By Mahmoud Hakamian
The regime’s parliament seems to be currently struggling with the legislation of the Financial Action Task Force (FATF).
On Saturday May 26th, the Chairman of the Iranian Parliament Committee for Foreign Policy and National Security, Alaeddin Boroujerdi, had announced that the FATF bill was going to be reviewed and approved in a meeting the following day.
However, no information was ever released from this private meeting; on Sunday May 27th, the Head of the Parliament, Ali Larijani, made only a few general comments about FATF, but did not specify any particular outcome; which is indicative of serious disagreements between the political parties.
FATF and associated problems
The truth is that FATF aims to institutionalise a legal approach that can enable an easy and systematic international surveillance of Iran’s banking system; which is impossible to achieve, as the regime will no longer be able to pay terrorists like Hezbollah; and will not be able to pay monthly salaries to its commanders (such as that of the Quds Force) either!
The regime has little time to decide on FATF
Considering the little time left for the regime’s decision-making, it cannot drag things on for too long.
On Saturday May 26th, Boroujerdi addressed this time limit, and stated: “we are dealing with a world that is based on clearly defined structures; so far, 188 countries have joined the Combating of Financing of Terrorism (CFT) convention…the FATF bill was issued before joining this convention got serious. Today, due to the special circumstances governing our country, as well as our corporations with the global banks, we must consider FATF very seriously. We have been exempted only temporarily, which means that we have very little time left to make up our mind”.
What if we don’t join FATF?!
The United States, “the Zionist Regime” (i.e., Israel), Saudi Arabia, and many other countries are looking to use this opportunity to create even more restrictions for Iran.

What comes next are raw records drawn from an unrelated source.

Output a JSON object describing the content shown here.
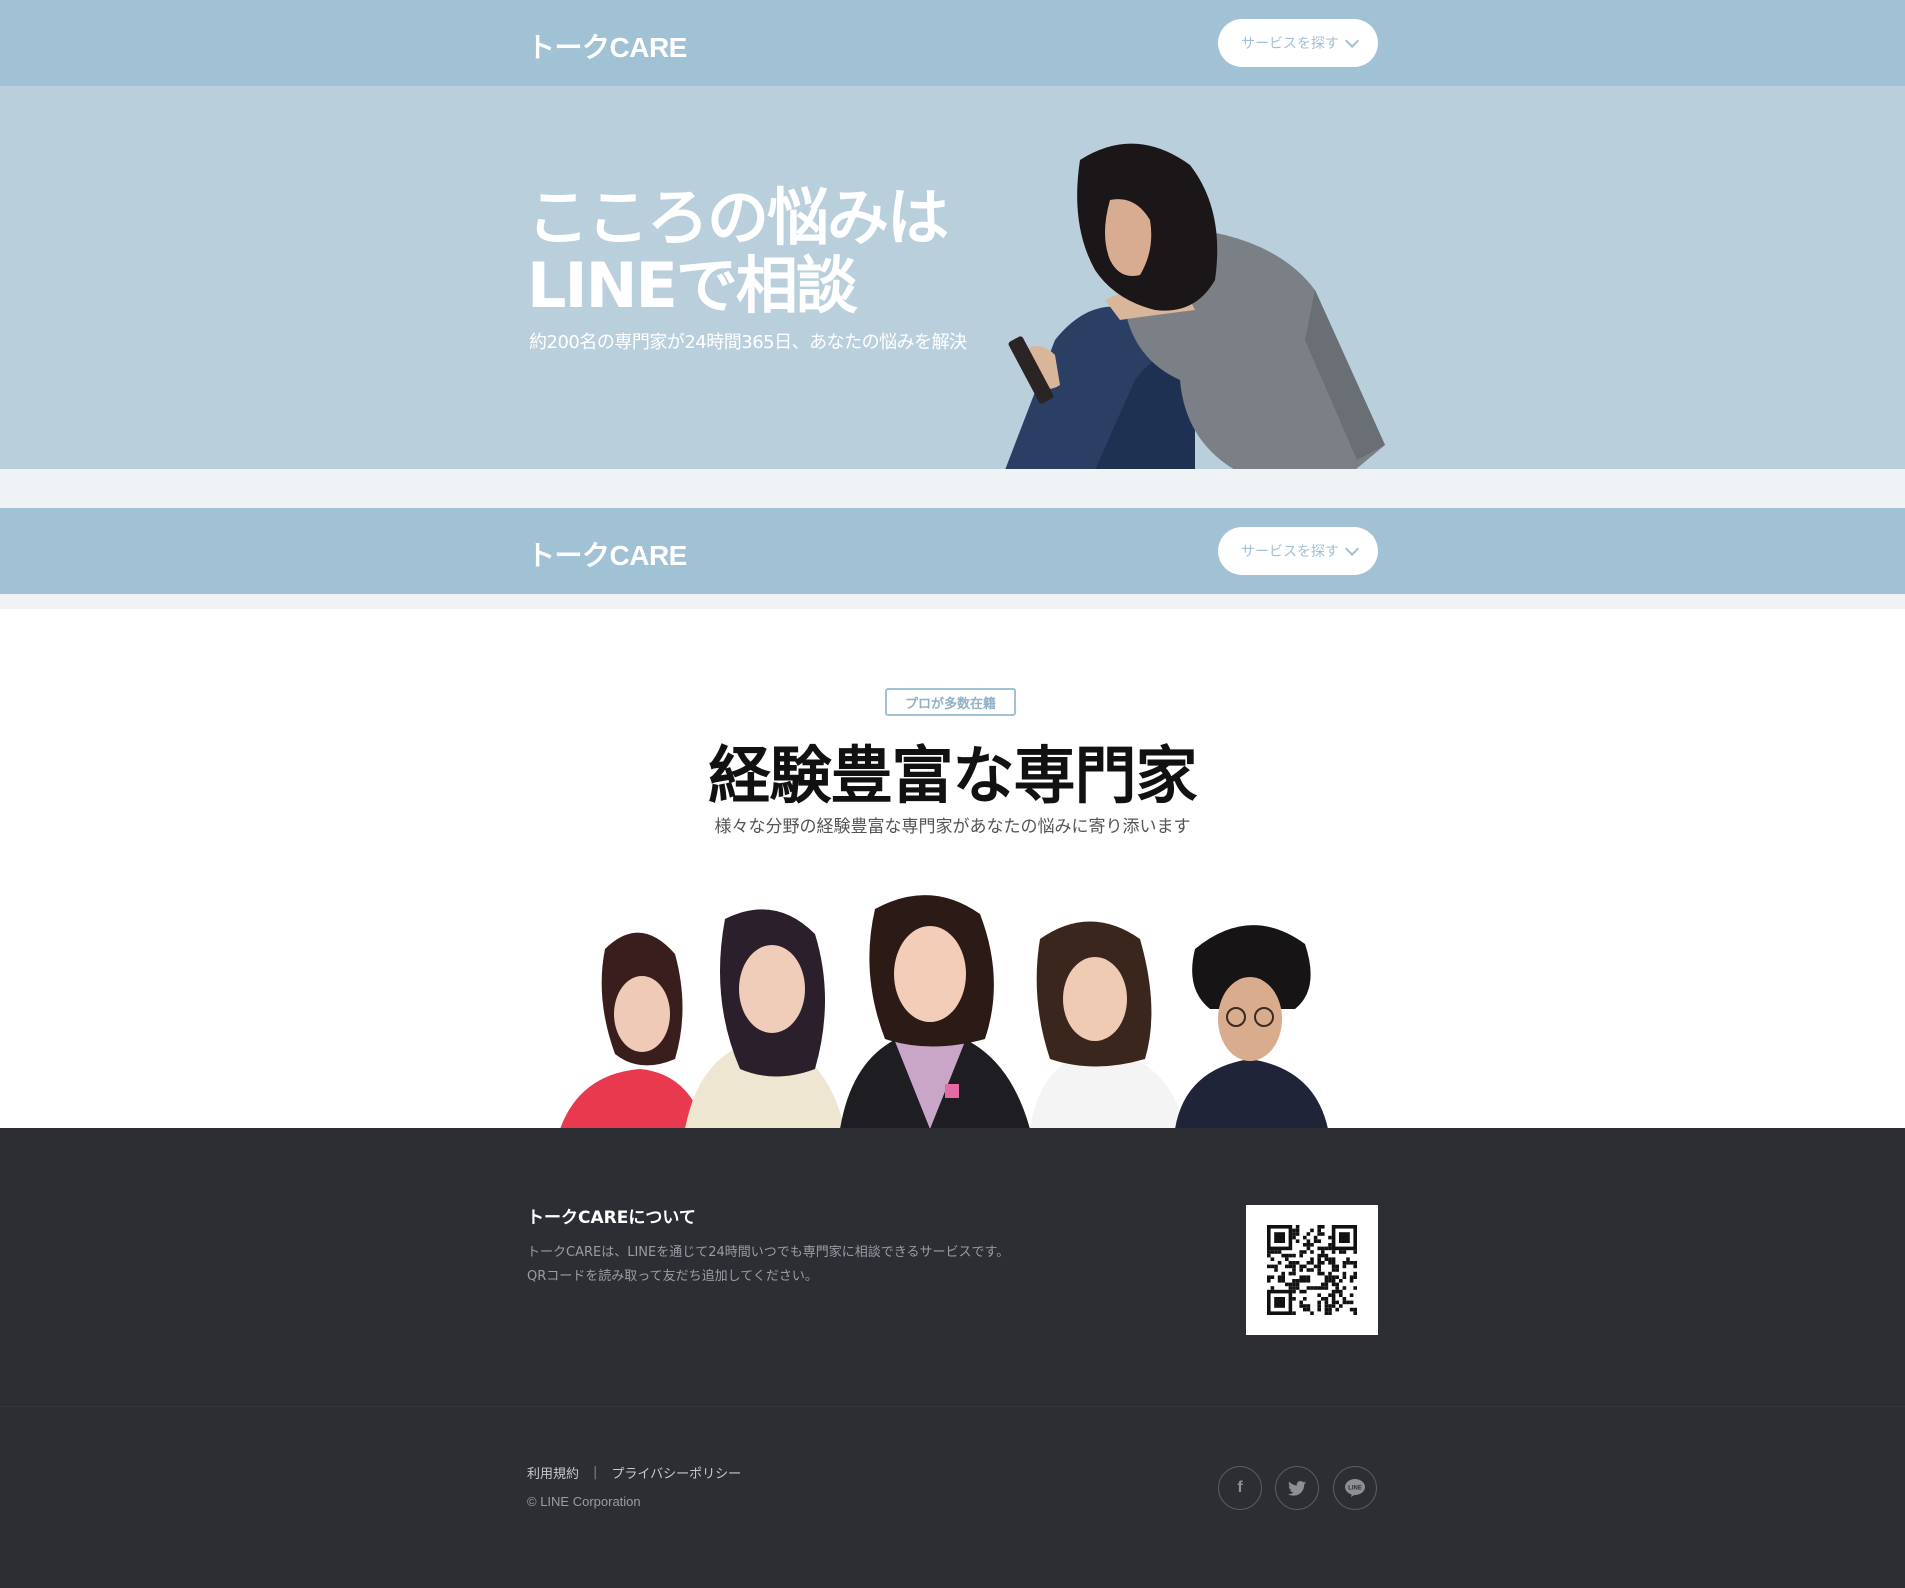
{
  "header": {
    "logo": "トークCARE",
    "menu_button_label": "サービスを探す"
  },
  "hero": {
    "headline_line1": "こころの悩みは",
    "headline_line2": "LINEで相談",
    "subtitle": "約200名の専門家が24時間365日、あなたの悩みを解決"
  },
  "experts": {
    "tag": "プロが多数在籍",
    "title": "経験豊富な専門家",
    "description": "様々な分野の経験豊富な専門家があなたの悩みに寄り添います"
  },
  "footer": {
    "heading": "トークCAREについて",
    "text_line1": "トークCAREは、LINEを通じて24時間いつでも専門家に相談できるサービスです。",
    "text_line2": "QRコードを読み取って友だち追加してください。",
    "link_terms": "利用規約",
    "link_separator": "|",
    "link_privacy": "プライバシーポリシー",
    "copyright": "© LINE Corporation",
    "social_facebook": "f",
    "social_line": "LINE"
  },
  "colors": {
    "header_blue": "#a1c1d4",
    "hero_blue": "#bacfdc",
    "footer_dark": "#2d2e33"
  }
}
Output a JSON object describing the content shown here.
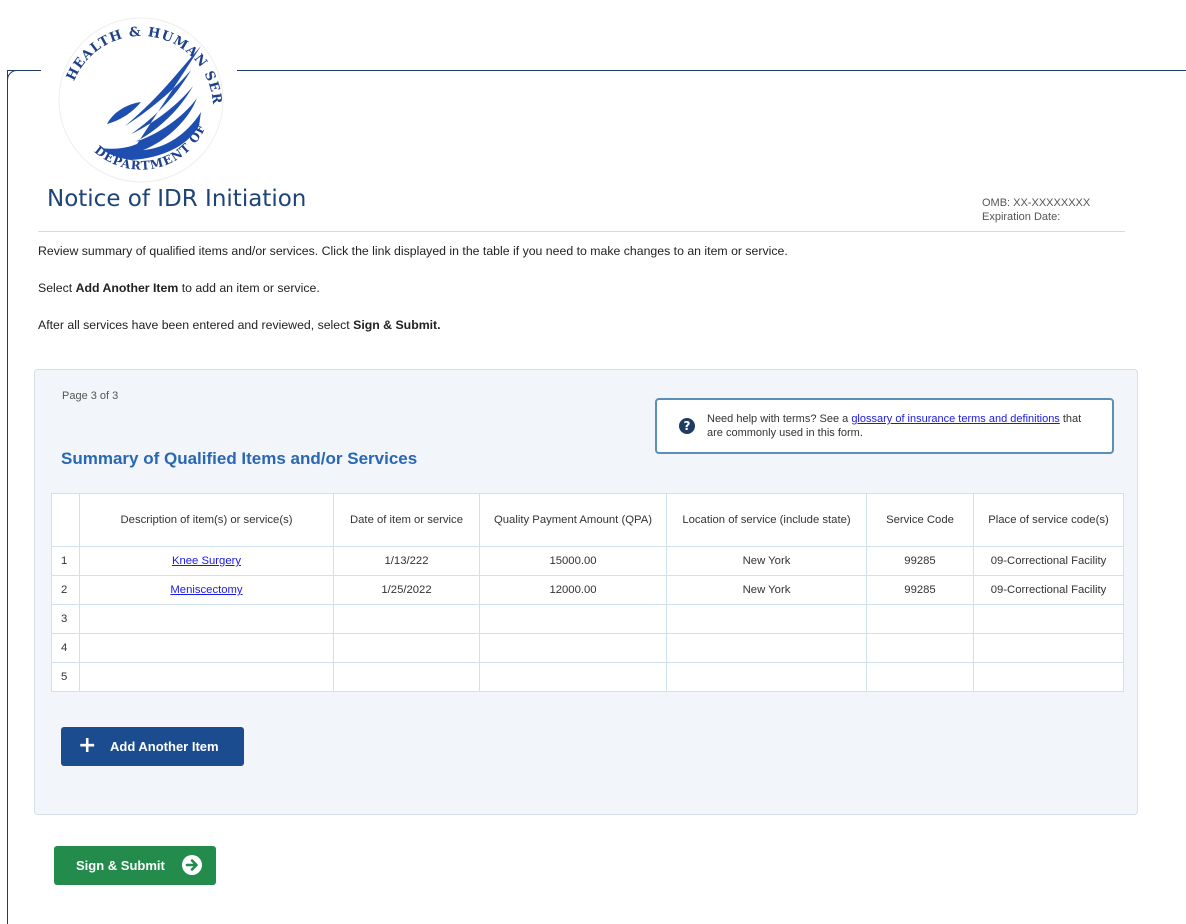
{
  "agency": {
    "seal_text_top": "HUMAN SERVICES·USA",
    "seal_text_left": "HEALTH &",
    "seal_text_bottom": "DEPARTMENT OF"
  },
  "header": {
    "title": "Notice of IDR Initiation",
    "omb": "OMB: XX-XXXXXXXX",
    "expiration": "Expiration Date:"
  },
  "instructions": {
    "line1": "Review summary of qualified items and/or services. Click the link displayed in the table if you need to make changes to an item or service.",
    "line2_prefix": "Select ",
    "line2_bold": "Add Another Item",
    "line2_suffix": " to add an item or service.",
    "line3_prefix": "After all services have been entered and reviewed, select ",
    "line3_bold": "Sign & Submit."
  },
  "panel": {
    "page_indicator": "Page 3 of 3",
    "help": {
      "icon": "question-circle-icon",
      "prefix": "Need help with terms? See a ",
      "link": "glossary of insurance terms and definitions",
      "suffix": " that are commonly used in this form."
    },
    "heading": "Summary of Qualified Items and/or Services"
  },
  "table": {
    "headers": [
      "",
      "Description of item(s) or service(s)",
      "Date of item or service",
      "Quality Payment Amount (QPA)",
      "Location of service (include state)",
      "Service Code",
      "Place of service code(s)"
    ],
    "rows": [
      {
        "num": "1",
        "description": "Knee Surgery",
        "date": "1/13/222",
        "qpa": "15000.00",
        "location": "New York",
        "code": "99285",
        "place": "09-Correctional Facility"
      },
      {
        "num": "2",
        "description": "Meniscectomy",
        "date": "1/25/2022",
        "qpa": "12000.00",
        "location": "New York",
        "code": "99285",
        "place": "09-Correctional Facility"
      },
      {
        "num": "3",
        "description": "",
        "date": "",
        "qpa": "",
        "location": "",
        "code": "",
        "place": ""
      },
      {
        "num": "4",
        "description": "",
        "date": "",
        "qpa": "",
        "location": "",
        "code": "",
        "place": ""
      },
      {
        "num": "5",
        "description": "",
        "date": "",
        "qpa": "",
        "location": "",
        "code": "",
        "place": ""
      }
    ]
  },
  "buttons": {
    "add_item": "Add Another Item",
    "add_icon": "plus-icon",
    "submit": "Sign & Submit",
    "submit_icon": "arrow-right-circle-icon"
  },
  "colors": {
    "brand_blue": "#1b4c8f",
    "heading_blue": "#2a67b2",
    "submit_green": "#238c4c",
    "link": "#1a1ae6"
  }
}
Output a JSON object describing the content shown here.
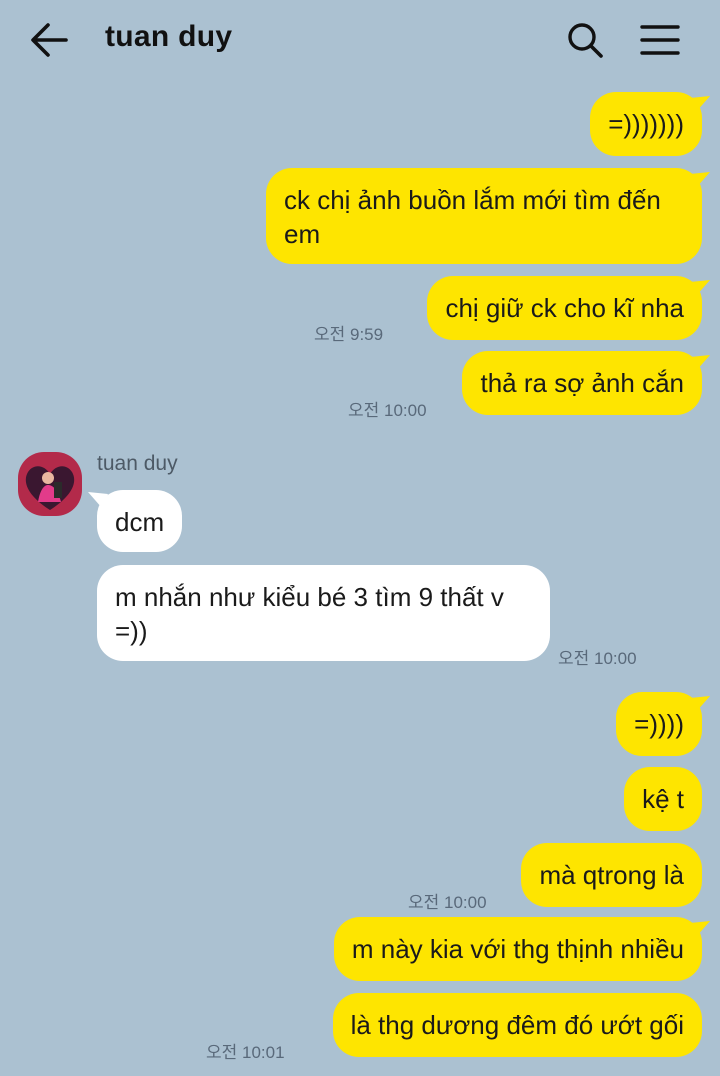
{
  "header": {
    "title": "tuan duy",
    "back_icon": "arrow-left-icon",
    "search_icon": "search-icon",
    "menu_icon": "hamburger-menu-icon"
  },
  "colors": {
    "background": "#abc1d1",
    "outgoing_bubble": "#fee500",
    "incoming_bubble": "#ffffff"
  },
  "sender_name": "tuan duy",
  "messages": [
    {
      "dir": "out",
      "text": "=)))))))"
    },
    {
      "dir": "out",
      "text": "ck chị ảnh buồn lắm mới tìm đến em"
    },
    {
      "dir": "out",
      "text": "chị giữ ck cho kĩ nha",
      "time": "오전 9:59"
    },
    {
      "dir": "out",
      "text": "thả ra sợ ảnh cắn",
      "time": "오전 10:00"
    },
    {
      "dir": "in",
      "text": "dcm"
    },
    {
      "dir": "in",
      "text": "m nhắn như kiểu bé 3 tìm 9 thất v =))",
      "time": "오전 10:00"
    },
    {
      "dir": "out",
      "text": "=))))"
    },
    {
      "dir": "out",
      "text": "kệ t"
    },
    {
      "dir": "out",
      "text": "mà qtrong là",
      "time": "오전 10:00"
    },
    {
      "dir": "out",
      "text": "m này kia với thg thịnh nhiều"
    },
    {
      "dir": "out",
      "text": "là thg dương đêm đó ướt gối",
      "time": "오전 10:01"
    }
  ]
}
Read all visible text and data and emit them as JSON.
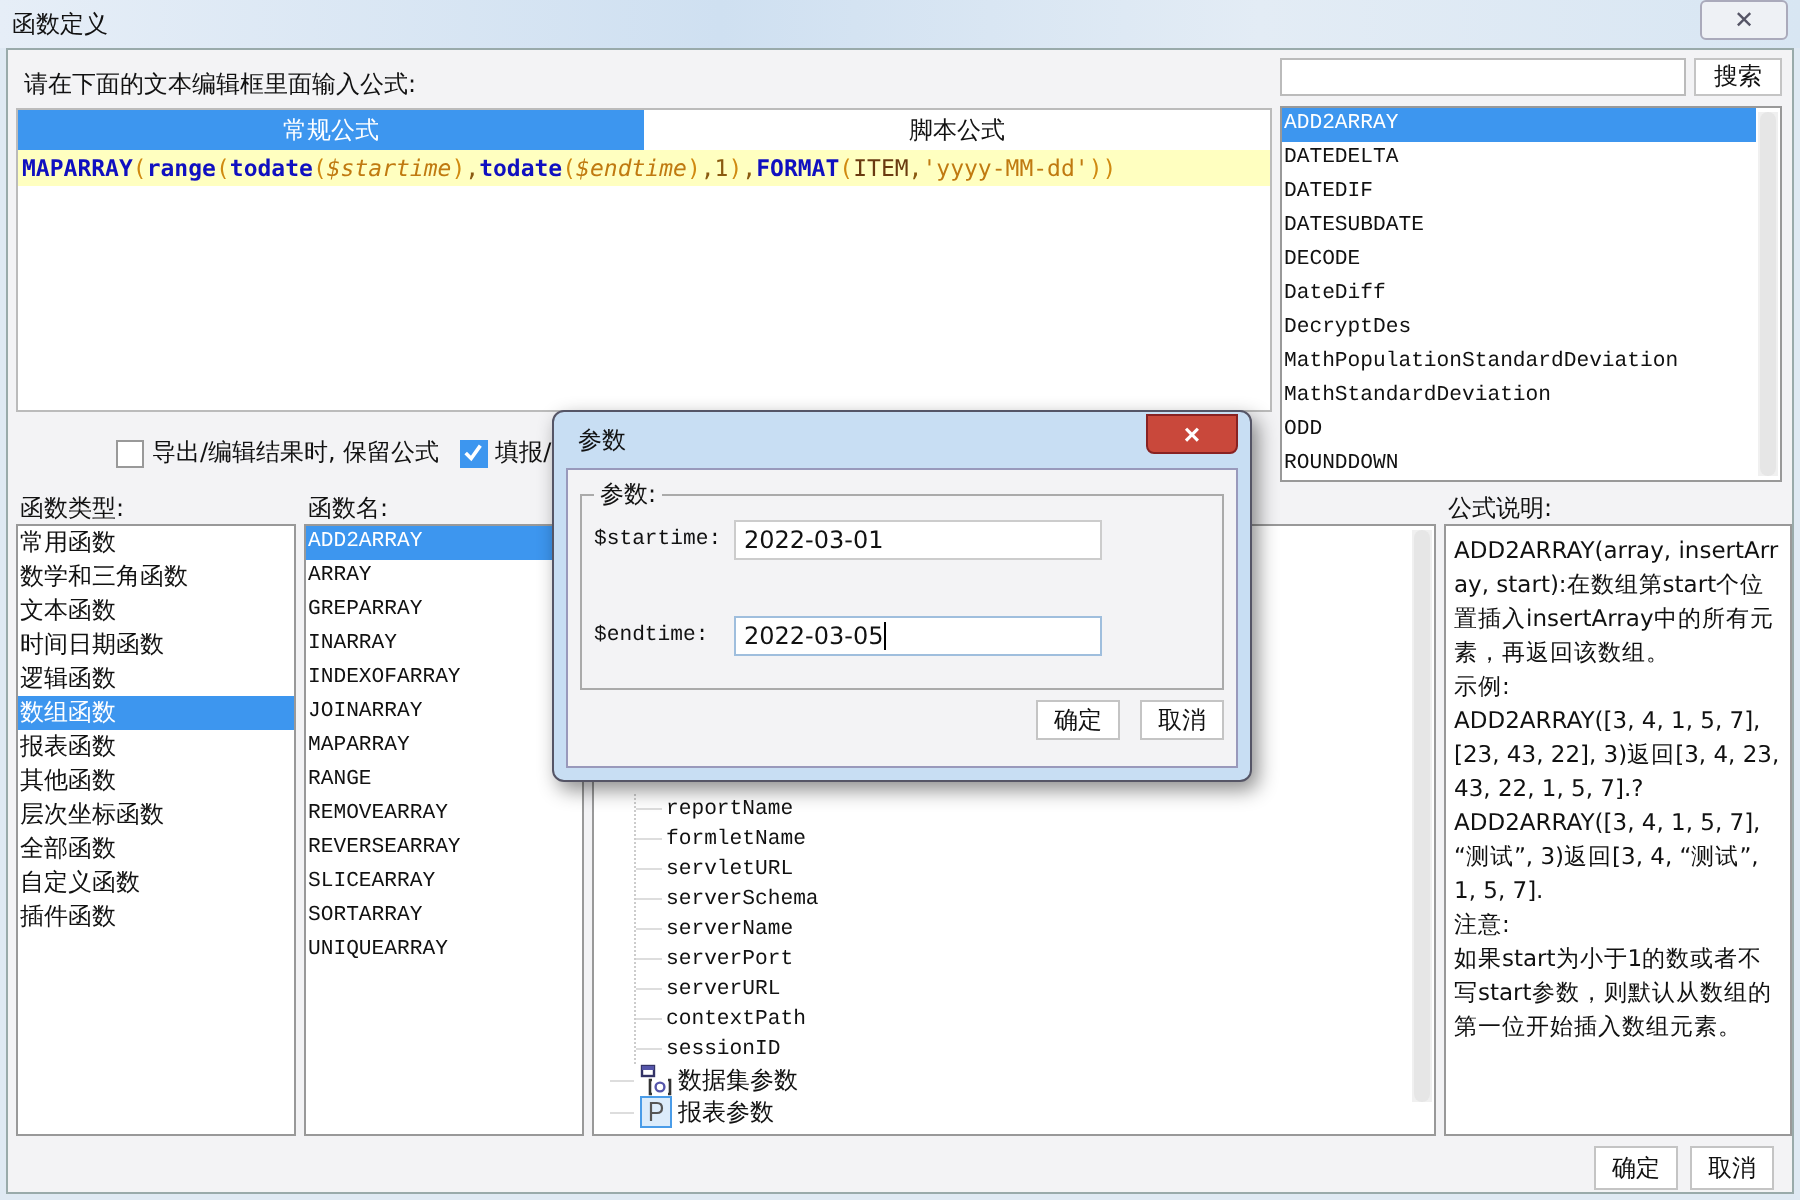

Boroujerdi has clearly acknowledged the urgency of this issue, and has also made it clear that if the regime does not take this opportunity to join CFT, international companies will subsequently cease their operations with us, and the regime will also face fundamental issues of even more serious natures.
The question is, how is the regime planning to tackle the issues revolving around US withdrawal from the Joint Comprehensive Plan of Action (JCPOA)?
The FATF and JCPOA
Since FATF is part of the JCPOA, the regime’s compliance with one, will make its alignment with the other essential.
The regime is under a lot of pressure to address FATF immediately; and the government seems to be struggling in reaching a consensus.
If the regime decides to “budge” with regards to JCPOA, it must also comply with FATF within the allocated timeframe.
However, if the regime decides to willingly accept the sanctions and not comply with the deal, FATF will become irrelevant, meaning that the regime will no longer have to worry about approving it!
…a major turmoil that has now beset the regime.